                      Age 60 plus best times: 5k 19:00, 10k 38:35, 10m 1:05:30, HM 1:24:09, 30k 2:04:33
                        a thread for upcoming 10ks is a very good idea.
                          Jim, thanks for the post....I like that...and not to highjack the thread......but my very first race back in the 80's was a 10K in Manhattan, Kansas. Guess who also ran that race....Frank Shorter.... I've been away from running for a long time and am just getting back into it. BUT I ALWAYS remember that race as an I CAN do this.....with the added excitement of watching Frank Shorter pass me going towards the finish line while I'm still a long way from the 1/2 turn around. Very cool and very exciting! Big grin modified....post doesn't look right! Confused

                          "Nothing's better than the wind to your back, the sun in front of you, and your friends beside you." Aaron Douglas Trimble

                            My first race was also a 10k, a big one, with 9,000 runners; I really found it pretty exciting. I have only been running for 15 months now so i don't want to sound like one of those teenage gymnasts who say "I've been working towards this for my entire career" at the age of 15 or something, but I do think the distance suits me. At 56 (57 in February) its not likely I will ever be fast at a distance shorter than 5k and I have no interest in training for longer events than the half marathon, so 10k seems ideal. I ran my first back last spring having been running 6 months, did 51:50, and just ran my first half in October at 1:55, so my goal for 2008 is 48 mins for the 10k, and if I can squeeze 5 minutes off my half I'll be happy with that... I have been running slow and easy almost exclusively for 12 weeks and will seek your advice when the time comes for tempos and intervals. Simon. (Nice to see not everyone is shooting for 40 minutes, yikes!)

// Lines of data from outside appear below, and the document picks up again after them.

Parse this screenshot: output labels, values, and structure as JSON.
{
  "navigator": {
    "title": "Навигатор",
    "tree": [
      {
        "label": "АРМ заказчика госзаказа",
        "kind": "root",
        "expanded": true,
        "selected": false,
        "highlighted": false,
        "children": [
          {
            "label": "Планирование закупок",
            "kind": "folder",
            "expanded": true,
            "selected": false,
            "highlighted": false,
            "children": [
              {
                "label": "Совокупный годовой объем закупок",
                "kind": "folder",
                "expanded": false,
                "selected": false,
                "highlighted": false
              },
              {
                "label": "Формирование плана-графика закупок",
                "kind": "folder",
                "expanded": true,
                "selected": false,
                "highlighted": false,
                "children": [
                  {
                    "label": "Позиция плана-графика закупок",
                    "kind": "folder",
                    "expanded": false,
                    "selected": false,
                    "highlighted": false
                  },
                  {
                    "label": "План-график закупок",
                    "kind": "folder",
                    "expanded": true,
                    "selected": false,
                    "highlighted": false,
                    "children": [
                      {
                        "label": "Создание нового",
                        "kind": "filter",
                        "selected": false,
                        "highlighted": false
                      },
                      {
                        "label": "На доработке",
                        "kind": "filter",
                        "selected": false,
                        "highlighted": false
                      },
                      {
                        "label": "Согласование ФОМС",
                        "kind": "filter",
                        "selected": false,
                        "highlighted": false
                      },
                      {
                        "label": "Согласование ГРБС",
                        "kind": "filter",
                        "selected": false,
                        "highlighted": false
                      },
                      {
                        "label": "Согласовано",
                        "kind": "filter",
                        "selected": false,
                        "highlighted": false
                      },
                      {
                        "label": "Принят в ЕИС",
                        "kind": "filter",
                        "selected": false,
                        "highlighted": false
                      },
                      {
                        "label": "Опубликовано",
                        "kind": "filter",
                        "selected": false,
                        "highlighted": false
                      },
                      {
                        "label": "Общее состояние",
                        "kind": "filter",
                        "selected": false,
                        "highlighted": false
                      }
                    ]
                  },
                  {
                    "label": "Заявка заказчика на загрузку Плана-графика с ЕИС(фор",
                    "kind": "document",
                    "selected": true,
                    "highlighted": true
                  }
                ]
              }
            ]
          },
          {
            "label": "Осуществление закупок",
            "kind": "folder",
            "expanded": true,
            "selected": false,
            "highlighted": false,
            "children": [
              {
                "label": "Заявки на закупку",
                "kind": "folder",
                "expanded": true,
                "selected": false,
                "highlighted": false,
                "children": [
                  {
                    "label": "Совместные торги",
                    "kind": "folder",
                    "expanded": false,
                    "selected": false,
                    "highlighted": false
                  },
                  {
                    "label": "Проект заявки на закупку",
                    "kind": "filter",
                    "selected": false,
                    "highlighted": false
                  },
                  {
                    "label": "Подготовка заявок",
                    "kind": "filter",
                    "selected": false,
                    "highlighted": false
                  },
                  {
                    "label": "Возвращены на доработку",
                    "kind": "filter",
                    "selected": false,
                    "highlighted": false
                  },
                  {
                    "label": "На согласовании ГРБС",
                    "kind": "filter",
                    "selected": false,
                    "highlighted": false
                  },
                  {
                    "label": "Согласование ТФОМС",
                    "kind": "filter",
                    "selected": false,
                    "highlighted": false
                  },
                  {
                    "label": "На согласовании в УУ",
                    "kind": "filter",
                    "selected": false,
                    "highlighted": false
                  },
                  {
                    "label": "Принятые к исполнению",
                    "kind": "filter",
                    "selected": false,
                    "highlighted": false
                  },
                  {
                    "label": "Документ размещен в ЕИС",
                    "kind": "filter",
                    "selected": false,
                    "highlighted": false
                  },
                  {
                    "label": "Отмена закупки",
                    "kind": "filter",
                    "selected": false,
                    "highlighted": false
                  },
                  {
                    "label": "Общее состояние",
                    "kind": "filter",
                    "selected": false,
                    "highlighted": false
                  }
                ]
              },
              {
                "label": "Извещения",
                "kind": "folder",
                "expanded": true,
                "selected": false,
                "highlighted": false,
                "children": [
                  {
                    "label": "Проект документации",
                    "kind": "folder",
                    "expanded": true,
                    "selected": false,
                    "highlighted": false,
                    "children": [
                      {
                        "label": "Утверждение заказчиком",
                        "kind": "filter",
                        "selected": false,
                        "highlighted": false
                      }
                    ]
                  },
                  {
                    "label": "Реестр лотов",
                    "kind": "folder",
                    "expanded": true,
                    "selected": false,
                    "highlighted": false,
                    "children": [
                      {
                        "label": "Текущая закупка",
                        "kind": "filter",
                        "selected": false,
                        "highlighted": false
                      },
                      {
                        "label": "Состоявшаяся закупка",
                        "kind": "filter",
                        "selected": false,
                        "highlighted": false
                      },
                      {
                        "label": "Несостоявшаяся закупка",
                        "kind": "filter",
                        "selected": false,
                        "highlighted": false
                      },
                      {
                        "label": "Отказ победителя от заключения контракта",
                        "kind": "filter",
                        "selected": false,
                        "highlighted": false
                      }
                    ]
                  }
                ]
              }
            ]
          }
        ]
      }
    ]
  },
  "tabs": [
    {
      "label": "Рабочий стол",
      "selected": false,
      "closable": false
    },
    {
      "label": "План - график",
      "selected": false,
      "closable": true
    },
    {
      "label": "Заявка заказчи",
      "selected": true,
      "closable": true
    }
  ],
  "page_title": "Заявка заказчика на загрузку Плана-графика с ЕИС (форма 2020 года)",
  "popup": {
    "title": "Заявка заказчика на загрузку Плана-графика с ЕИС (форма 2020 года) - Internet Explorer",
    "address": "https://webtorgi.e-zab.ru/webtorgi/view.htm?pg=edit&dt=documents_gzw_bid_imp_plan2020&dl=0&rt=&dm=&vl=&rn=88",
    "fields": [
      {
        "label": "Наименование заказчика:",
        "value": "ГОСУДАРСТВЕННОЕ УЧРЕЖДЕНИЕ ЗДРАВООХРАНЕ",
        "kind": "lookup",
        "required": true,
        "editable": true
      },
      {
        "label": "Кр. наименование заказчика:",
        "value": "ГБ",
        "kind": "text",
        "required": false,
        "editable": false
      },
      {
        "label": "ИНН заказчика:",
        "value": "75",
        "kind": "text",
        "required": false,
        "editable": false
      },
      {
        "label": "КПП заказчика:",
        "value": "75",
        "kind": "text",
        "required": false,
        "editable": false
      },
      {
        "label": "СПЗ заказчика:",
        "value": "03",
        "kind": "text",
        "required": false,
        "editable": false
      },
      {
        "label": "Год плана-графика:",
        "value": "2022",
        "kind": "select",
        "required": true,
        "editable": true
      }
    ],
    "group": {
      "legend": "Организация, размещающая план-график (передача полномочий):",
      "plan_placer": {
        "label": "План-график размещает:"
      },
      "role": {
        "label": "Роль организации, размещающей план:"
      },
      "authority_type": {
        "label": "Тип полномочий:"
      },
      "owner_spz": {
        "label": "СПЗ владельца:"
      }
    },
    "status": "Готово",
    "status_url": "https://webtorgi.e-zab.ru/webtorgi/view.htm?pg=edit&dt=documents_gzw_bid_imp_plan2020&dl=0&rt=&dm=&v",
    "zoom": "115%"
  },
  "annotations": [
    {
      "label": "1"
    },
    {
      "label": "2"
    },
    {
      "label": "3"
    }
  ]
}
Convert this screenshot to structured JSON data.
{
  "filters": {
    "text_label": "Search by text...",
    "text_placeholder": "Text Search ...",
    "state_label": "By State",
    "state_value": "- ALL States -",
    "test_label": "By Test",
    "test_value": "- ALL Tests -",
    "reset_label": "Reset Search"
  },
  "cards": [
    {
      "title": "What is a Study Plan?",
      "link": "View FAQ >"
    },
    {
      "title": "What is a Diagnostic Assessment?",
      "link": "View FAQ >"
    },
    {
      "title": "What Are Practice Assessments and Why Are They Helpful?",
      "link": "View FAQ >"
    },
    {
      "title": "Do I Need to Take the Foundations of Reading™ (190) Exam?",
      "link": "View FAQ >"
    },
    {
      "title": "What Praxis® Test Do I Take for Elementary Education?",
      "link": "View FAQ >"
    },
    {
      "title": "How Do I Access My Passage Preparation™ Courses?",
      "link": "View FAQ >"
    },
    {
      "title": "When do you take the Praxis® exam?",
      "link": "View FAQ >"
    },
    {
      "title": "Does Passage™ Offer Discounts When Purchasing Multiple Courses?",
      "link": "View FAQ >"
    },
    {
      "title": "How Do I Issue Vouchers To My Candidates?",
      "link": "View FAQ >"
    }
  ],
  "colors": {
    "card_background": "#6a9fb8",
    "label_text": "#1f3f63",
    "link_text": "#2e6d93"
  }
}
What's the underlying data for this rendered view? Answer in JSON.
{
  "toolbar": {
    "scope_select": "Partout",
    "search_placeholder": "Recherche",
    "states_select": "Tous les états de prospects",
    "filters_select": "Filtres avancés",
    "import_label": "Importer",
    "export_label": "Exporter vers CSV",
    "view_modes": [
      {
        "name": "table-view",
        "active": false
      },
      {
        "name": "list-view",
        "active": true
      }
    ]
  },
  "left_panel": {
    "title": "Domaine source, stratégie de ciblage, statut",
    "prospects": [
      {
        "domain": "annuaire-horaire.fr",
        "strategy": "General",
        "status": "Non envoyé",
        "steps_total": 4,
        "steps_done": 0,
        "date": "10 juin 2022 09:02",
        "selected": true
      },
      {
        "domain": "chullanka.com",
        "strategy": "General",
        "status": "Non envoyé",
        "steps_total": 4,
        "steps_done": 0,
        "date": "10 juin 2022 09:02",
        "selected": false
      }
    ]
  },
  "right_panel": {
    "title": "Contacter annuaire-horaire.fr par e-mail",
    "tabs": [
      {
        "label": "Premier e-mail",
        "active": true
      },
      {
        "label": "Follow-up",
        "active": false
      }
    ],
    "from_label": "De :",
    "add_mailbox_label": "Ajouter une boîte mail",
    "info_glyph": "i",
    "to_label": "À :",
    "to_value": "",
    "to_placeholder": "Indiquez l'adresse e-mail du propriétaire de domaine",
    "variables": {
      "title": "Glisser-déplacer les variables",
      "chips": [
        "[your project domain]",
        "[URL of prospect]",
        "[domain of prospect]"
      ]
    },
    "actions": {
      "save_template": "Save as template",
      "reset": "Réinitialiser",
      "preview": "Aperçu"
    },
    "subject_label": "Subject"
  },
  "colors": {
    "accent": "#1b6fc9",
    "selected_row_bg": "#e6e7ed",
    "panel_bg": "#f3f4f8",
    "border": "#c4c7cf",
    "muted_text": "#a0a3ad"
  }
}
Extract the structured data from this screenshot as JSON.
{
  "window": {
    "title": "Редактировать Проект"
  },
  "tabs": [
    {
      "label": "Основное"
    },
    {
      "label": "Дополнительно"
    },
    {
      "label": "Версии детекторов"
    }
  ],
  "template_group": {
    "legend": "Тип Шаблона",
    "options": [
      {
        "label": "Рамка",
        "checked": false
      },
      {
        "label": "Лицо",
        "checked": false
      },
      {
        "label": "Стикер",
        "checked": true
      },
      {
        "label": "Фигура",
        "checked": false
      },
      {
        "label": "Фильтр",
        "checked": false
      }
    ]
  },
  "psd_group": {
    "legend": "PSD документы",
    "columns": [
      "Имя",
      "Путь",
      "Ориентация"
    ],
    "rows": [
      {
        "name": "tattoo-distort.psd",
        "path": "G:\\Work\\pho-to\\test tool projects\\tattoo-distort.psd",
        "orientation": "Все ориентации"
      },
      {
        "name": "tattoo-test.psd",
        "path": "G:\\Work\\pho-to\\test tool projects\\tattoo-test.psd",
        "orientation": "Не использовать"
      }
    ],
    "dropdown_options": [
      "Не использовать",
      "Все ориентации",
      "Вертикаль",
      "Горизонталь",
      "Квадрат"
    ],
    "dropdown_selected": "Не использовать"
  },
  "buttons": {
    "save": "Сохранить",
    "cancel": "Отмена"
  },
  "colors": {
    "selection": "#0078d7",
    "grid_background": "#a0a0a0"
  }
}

                            PBs since age 60:  5k- 24:36, 10k - 47:17. Half Marathon- 1:42:41.

                                                                10 miles (unofficial) 1:16:44.